Two bone marrow donation registries--are they the same?

<p>I've decided to sign up to be a potential bone marrow donor. However, I've found two (seemingly) different national registries, and I'm not sure if they are the same, or if they aren't, what the differences between the two are. Does anyone know?</p>

<p>National</a> Marrow Donor Program - Be The Match Marrow Registry</p>

<p>DKMS</a> - Bone Marrow Donor Center</p>


<p>Seems DKMS is only for leukemia patients, while the other registry is for anyone who needs a bone marrow donation.</p>

<p>I registered in the national registry about 20 years ago, and have had 2 near matches, but have never been matched with someone.</p>

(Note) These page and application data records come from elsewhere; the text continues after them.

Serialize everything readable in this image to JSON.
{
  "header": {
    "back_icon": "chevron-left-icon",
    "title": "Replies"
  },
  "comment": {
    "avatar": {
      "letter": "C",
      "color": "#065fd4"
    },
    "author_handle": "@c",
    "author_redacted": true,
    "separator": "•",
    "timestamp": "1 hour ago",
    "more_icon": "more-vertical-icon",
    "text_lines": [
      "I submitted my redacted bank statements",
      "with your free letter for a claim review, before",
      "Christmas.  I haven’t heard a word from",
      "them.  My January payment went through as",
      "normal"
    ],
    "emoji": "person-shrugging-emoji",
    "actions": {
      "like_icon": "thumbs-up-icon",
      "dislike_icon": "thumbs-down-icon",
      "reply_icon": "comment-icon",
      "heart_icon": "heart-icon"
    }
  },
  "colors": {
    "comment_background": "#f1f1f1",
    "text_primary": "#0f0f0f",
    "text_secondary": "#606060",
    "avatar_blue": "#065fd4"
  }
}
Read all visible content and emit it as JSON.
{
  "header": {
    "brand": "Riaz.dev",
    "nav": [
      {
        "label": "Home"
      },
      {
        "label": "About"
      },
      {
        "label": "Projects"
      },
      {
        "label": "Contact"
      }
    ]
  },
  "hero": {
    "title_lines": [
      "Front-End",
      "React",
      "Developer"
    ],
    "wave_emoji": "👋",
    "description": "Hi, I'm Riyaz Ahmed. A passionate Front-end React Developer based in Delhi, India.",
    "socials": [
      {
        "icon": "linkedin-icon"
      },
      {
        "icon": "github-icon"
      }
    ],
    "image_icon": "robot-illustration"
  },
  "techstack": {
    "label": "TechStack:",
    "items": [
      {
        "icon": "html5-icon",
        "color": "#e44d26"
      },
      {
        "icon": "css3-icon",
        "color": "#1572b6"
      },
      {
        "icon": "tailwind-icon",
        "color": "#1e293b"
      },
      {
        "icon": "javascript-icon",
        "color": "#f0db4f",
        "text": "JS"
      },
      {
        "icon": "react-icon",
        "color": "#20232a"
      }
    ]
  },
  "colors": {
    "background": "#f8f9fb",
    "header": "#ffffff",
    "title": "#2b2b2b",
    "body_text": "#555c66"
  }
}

<p>Thanks! So, would both be in one "unified" national database?</p>

<p>I belong to this one, which says its international:</p>

<p>International</a> bone marrow and cord blood search and donor recruitment center</p>

<p>Have never had any match requests, joined about 10 yrs ago.</p>

<p>I know someone who was a match with the NMDP (National Marrow Donor Program) and they were processed through the NIH in Bethesday MD.</p>

<p>My DH is registered through NMDP and he was a match for someone. Donated but sadly the person eventually succumbed to her illness. And yes, the donation is very painful.</p>

<p>The donation process has changed some over the years and it is not as painful. Many people now have their stem cells harvested from an apheresis procedure rather than a marrow extraction. These are called peripheral blood stem cells. The donor undergoes 5 days of "conditioning" where they are given shots to stimulate the bone marrow to increase the production and "excretion" into the blood of stem cells. During apheresis the donor has a needle in each arm. Blood comes out one arm, the stem cells are separated and collected from the blood and then the blood is returned to the donor (minus the PBSC) in the other arm. The procedure takes about 6 hours depending on how well the body responded to the conditioning treatment. The recipients of these cells undergo a less rigorous wiping out of their immune system.</p>

<p>The person I knew who was selected joined the NMDP because everyone else in her office was doing it and she felt bad about not (she was a little scared). She is a white female and not likely to have ever been picked but lo and behold just 4 months later she got the call and was the final best match for someone who last she heard is doing well.</p>

<p>Good to know that things have changed. My husband donated bone marrow about 20 years ago.</p>